[Component data from apps and pages]
◆ ◆ ◆ ◆

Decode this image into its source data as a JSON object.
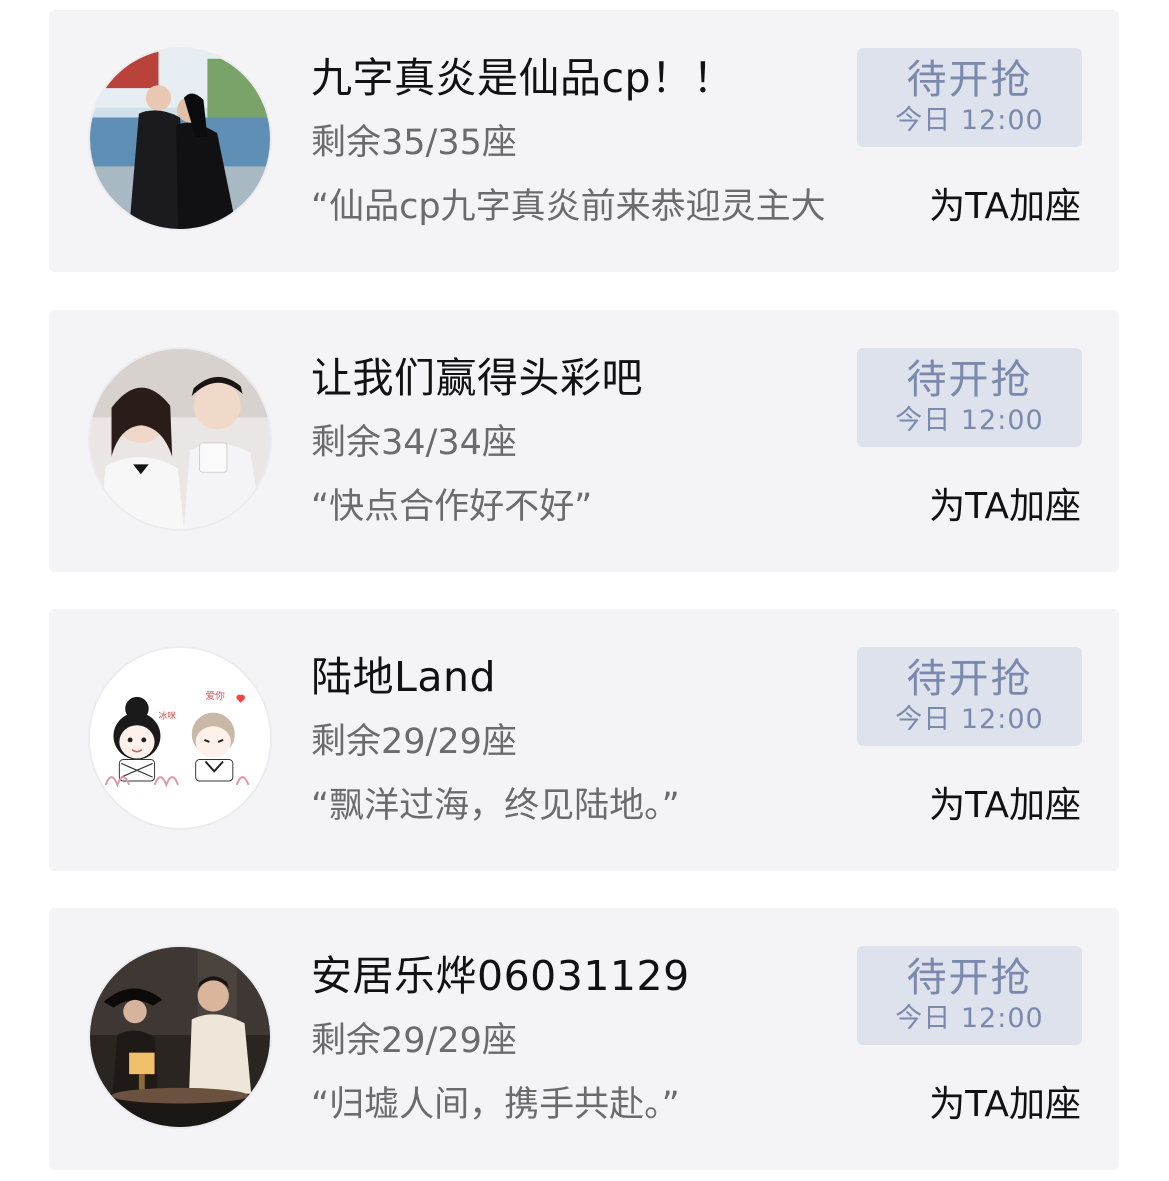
{
  "cards": [
    {
      "title": "九字真炎是仙品cp！！",
      "seats": "剩余35/35座",
      "quote": "“仙品cp九字真炎前来恭迎灵主大",
      "badge_main": "待开抢",
      "badge_time": "今日 12:00",
      "action": "为TA加座",
      "avatar": "couple-photo-outdoor"
    },
    {
      "title": "让我们赢得头彩吧",
      "seats": "剩余34/34座",
      "quote": "“快点合作好不好”",
      "badge_main": "待开抢",
      "badge_time": "今日 12:00",
      "action": "为TA加座",
      "avatar": "couple-photo-white-outfits"
    },
    {
      "title": "陆地Land",
      "seats": "剩余29/29座",
      "quote": "“飘洋过海，终见陆地。”",
      "badge_main": "待开抢",
      "badge_time": "今日 12:00",
      "action": "为TA加座",
      "avatar": "cartoon-couple-drawing",
      "avatar_text": [
        "冰咪",
        "爱你"
      ]
    },
    {
      "title": "安居乐烨06031129",
      "seats": "剩余29/29座",
      "quote": "“归墟人间，携手共赴。”",
      "badge_main": "待开抢",
      "badge_time": "今日 12:00",
      "action": "为TA加座",
      "avatar": "couple-photo-cafe-night"
    }
  ],
  "colors": {
    "card_bg": "#f4f4f6",
    "badge_bg": "#dde2ec",
    "badge_text": "#7b89ad",
    "title_text": "#111111",
    "secondary_text": "#6b6b6b"
  }
}
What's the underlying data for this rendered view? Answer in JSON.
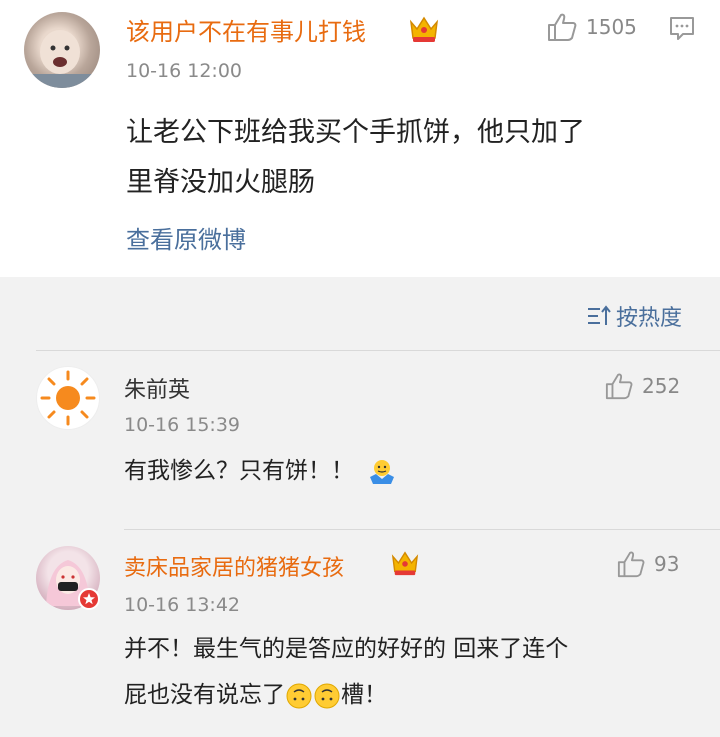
{
  "main_post": {
    "username": "该用户不在有事儿打钱",
    "timestamp": "10-16 12:00",
    "like_count": "1505",
    "text_line1": "让老公下班给我买个手抓饼，他只加了",
    "text_line2": "里脊没加火腿肠",
    "view_original": "查看原微博"
  },
  "sort": {
    "label": "按热度"
  },
  "comments": [
    {
      "username": "朱前英",
      "timestamp": "10-16 15:39",
      "like_count": "252",
      "text": "有我惨么？只有饼！！"
    },
    {
      "username": "卖床品家居的猪猪女孩",
      "timestamp": "10-16 13:42",
      "like_count": "93",
      "text_line1": "并不！最生气的是答应的好好的 回来了连个",
      "text_line2_a": "屁也没有说忘了",
      "text_line2_b": "槽！"
    }
  ],
  "colors": {
    "vip_name": "#e86b10",
    "normal_name": "#333333",
    "link": "#4a6f9c",
    "muted": "#8a8a8a"
  },
  "icons": {
    "like": "thumbs-up-icon",
    "comment": "comment-icon",
    "crown": "vip-crown-icon",
    "sort": "sort-icon"
  }
}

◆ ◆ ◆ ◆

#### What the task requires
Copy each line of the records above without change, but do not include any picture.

#### Written response
Decode this image into its source data as a JSON object.
{
  "cards": [
    {
      "title": "九字真炎是仙品cp！！",
      "seats": "剩余35/35座",
      "quote": "“仙品cp九字真炎前来恭迎灵主大",
      "badge_main": "待开抢",
      "badge_time": "今日 12:00",
      "action": "为TA加座",
      "avatar": "couple-photo-outdoor"
    },
    {
      "title": "让我们赢得头彩吧",
      "seats": "剩余34/34座",
      "quote": "“快点合作好不好”",
      "badge_main": "待开抢",
      "badge_time": "今日 12:00",
      "action": "为TA加座",
      "avatar": "couple-photo-white-outfits"
    },
    {
      "title": "陆地Land",
      "seats": "剩余29/29座",
      "quote": "“飘洋过海，终见陆地。”",
      "badge_main": "待开抢",
      "badge_time": "今日 12:00",
      "action": "为TA加座",
      "avatar": "cartoon-couple-drawing",
      "avatar_text": [
        "冰咪",
        "爱你"
      ]
    },
    {
      "title": "安居乐烨06031129",
      "seats": "剩余29/29座",
      "quote": "“归墟人间，携手共赴。”",
      "badge_main": "待开抢",
      "badge_time": "今日 12:00",
      "action": "为TA加座",
      "avatar": "couple-photo-cafe-night"
    }
  ],
  "colors": {
    "card_bg": "#f4f4f6",
    "badge_bg": "#dde2ec",
    "badge_text": "#7b89ad",
    "title_text": "#111111",
    "secondary_text": "#6b6b6b"
  }
}
What's the underlying data for this rendered view? Answer in JSON.
{
  "main_post": {
    "username": "该用户不在有事儿打钱",
    "timestamp": "10-16 12:00",
    "like_count": "1505",
    "text_line1": "让老公下班给我买个手抓饼，他只加了",
    "text_line2": "里脊没加火腿肠",
    "view_original": "查看原微博"
  },
  "sort": {
    "label": "按热度"
  },
  "comments": [
    {
      "username": "朱前英",
      "timestamp": "10-16 15:39",
      "like_count": "252",
      "text": "有我惨么？只有饼！！"
    },
    {
      "username": "卖床品家居的猪猪女孩",
      "timestamp": "10-16 13:42",
      "like_count": "93",
      "text_line1": "并不！最生气的是答应的好好的 回来了连个",
      "text_line2_a": "屁也没有说忘了",
      "text_line2_b": "槽！"
    }
  ],
  "colors": {
    "vip_name": "#e86b10",
    "normal_name": "#333333",
    "link": "#4a6f9c",
    "muted": "#8a8a8a"
  },
  "icons": {
    "like": "thumbs-up-icon",
    "comment": "comment-icon",
    "crown": "vip-crown-icon",
    "sort": "sort-icon"
  }
}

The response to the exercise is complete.